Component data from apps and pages

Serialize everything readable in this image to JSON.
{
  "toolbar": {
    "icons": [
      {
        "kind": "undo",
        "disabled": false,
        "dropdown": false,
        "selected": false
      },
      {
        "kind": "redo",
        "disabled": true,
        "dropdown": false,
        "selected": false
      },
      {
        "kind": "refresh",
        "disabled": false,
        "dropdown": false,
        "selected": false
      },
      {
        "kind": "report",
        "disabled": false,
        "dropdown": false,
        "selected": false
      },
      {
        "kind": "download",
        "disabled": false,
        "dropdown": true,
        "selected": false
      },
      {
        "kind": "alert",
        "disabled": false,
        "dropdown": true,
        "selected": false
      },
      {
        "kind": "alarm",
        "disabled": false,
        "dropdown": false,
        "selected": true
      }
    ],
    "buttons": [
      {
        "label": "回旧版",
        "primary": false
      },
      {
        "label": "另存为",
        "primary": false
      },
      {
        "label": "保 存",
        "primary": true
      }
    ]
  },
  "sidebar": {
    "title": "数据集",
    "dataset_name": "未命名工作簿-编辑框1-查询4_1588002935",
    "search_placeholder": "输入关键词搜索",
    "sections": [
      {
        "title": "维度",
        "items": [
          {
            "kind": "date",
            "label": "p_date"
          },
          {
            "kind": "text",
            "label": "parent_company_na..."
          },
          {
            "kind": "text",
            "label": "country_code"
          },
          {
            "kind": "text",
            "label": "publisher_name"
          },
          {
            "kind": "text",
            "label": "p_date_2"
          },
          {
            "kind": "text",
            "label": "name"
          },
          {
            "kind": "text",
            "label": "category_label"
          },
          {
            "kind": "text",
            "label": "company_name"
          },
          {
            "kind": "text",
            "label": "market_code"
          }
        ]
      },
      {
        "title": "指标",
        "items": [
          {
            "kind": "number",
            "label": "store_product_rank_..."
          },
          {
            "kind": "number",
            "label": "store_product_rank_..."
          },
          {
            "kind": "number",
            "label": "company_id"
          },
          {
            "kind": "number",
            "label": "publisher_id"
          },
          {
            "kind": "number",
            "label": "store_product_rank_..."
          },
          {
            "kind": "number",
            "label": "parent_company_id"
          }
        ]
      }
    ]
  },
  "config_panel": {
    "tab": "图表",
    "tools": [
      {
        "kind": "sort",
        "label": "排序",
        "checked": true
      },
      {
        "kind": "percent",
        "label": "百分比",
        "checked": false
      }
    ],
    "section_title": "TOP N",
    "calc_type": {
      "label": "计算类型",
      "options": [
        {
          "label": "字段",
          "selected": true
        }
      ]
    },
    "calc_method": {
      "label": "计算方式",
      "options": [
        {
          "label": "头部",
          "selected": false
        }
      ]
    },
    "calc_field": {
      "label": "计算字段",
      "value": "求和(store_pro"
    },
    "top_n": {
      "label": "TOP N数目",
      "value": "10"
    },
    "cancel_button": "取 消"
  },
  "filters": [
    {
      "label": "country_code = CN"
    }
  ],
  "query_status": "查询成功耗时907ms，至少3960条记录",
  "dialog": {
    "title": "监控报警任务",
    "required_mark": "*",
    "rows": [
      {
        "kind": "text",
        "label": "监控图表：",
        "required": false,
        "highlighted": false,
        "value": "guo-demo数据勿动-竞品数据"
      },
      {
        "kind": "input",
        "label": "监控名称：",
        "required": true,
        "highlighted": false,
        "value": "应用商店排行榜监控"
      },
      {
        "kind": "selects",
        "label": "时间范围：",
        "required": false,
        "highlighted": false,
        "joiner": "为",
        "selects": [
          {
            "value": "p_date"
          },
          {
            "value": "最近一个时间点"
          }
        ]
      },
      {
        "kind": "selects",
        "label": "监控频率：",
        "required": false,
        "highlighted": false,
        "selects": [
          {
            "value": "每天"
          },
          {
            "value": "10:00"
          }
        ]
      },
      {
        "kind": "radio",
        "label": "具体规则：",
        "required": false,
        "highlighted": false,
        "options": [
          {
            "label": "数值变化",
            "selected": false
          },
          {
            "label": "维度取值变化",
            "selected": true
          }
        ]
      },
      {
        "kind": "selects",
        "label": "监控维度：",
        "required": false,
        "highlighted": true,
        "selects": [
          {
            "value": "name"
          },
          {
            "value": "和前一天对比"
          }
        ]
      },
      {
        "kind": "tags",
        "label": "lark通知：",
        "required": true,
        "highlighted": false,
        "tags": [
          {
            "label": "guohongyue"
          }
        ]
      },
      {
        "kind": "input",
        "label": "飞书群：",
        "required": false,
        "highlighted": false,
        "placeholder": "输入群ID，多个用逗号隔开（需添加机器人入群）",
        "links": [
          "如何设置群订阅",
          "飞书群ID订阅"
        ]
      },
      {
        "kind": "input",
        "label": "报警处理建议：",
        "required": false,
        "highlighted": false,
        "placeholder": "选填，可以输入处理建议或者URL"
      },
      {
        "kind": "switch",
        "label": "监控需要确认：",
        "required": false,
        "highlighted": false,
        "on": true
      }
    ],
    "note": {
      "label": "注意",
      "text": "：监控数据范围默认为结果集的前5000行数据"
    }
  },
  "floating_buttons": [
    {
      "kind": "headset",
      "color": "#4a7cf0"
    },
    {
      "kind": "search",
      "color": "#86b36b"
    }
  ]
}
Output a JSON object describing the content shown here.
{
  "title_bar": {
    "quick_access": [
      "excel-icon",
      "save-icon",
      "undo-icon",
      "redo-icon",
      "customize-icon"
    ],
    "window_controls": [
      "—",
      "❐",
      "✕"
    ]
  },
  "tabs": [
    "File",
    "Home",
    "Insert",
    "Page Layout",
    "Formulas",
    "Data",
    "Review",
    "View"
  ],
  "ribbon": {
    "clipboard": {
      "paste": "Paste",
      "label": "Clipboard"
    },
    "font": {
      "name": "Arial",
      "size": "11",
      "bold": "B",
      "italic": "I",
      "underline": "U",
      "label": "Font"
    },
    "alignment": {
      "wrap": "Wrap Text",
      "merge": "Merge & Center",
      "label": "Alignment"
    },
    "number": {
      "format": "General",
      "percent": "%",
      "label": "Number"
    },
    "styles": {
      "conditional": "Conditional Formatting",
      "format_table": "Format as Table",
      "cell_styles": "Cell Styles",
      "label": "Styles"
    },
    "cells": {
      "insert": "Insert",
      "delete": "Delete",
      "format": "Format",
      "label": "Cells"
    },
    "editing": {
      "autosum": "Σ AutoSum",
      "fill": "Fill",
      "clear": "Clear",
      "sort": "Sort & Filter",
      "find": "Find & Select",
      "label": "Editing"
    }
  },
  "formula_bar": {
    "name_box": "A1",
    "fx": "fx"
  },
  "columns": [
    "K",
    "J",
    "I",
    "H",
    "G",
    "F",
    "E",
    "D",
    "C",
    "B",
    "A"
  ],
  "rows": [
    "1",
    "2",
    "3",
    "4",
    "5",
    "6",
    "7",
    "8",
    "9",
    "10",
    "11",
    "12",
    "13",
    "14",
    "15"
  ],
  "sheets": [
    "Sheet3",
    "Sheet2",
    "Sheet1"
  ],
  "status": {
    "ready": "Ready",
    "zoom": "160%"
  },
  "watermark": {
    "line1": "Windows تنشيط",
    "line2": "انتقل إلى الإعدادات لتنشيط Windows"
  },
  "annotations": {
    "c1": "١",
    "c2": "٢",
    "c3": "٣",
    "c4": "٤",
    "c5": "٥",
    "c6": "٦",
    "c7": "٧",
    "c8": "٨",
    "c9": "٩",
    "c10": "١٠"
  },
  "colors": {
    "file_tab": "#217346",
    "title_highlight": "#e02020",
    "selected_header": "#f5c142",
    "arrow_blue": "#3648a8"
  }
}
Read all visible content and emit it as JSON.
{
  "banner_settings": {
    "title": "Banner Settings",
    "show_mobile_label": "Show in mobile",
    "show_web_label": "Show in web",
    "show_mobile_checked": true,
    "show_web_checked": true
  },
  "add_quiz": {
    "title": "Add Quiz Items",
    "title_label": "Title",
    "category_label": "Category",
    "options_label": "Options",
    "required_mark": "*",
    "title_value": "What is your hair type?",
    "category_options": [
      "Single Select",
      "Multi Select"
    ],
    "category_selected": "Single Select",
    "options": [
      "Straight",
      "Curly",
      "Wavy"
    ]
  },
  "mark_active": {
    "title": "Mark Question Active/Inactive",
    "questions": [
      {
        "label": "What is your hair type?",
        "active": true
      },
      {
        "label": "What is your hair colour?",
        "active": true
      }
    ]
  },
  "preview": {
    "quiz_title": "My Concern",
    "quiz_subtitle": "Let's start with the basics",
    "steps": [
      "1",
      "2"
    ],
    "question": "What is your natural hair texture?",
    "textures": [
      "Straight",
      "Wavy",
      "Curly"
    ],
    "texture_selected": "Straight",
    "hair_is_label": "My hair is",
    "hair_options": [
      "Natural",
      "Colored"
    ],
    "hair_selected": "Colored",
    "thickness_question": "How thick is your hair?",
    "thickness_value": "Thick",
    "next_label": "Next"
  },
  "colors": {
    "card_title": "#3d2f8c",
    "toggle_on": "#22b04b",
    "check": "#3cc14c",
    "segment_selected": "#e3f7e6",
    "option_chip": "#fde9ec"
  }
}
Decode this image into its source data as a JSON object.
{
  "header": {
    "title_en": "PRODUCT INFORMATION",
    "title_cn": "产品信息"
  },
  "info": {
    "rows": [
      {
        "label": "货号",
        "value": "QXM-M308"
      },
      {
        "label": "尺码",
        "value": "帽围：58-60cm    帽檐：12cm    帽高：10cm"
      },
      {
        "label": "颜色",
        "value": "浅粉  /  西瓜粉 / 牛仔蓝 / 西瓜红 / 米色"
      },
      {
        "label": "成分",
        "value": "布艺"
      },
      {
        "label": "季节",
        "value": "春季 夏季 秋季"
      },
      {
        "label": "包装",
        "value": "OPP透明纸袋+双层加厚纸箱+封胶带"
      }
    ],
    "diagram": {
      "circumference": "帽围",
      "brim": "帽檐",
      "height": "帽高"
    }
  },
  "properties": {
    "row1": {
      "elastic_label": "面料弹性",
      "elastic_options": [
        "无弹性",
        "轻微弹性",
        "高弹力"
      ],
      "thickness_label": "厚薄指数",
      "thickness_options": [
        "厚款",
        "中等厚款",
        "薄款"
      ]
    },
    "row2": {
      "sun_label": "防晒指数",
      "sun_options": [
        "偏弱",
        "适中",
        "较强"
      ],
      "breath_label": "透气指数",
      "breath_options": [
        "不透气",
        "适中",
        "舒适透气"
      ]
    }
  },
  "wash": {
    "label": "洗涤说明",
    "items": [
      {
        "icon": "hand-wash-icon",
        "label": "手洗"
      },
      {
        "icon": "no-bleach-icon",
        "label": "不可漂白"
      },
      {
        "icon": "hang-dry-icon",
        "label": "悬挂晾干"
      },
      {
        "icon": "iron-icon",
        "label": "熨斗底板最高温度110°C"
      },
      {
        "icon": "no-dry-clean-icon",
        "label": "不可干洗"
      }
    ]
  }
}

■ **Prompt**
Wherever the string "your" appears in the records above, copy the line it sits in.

■ **Solution for this task**
    "title_value": "What is your hair type?",
        "label": "What is your hair type?",
        "label": "What is your hair colour?",
    "question": "What is your natural hair texture?",
    "thickness_question": "How thick is your hair?",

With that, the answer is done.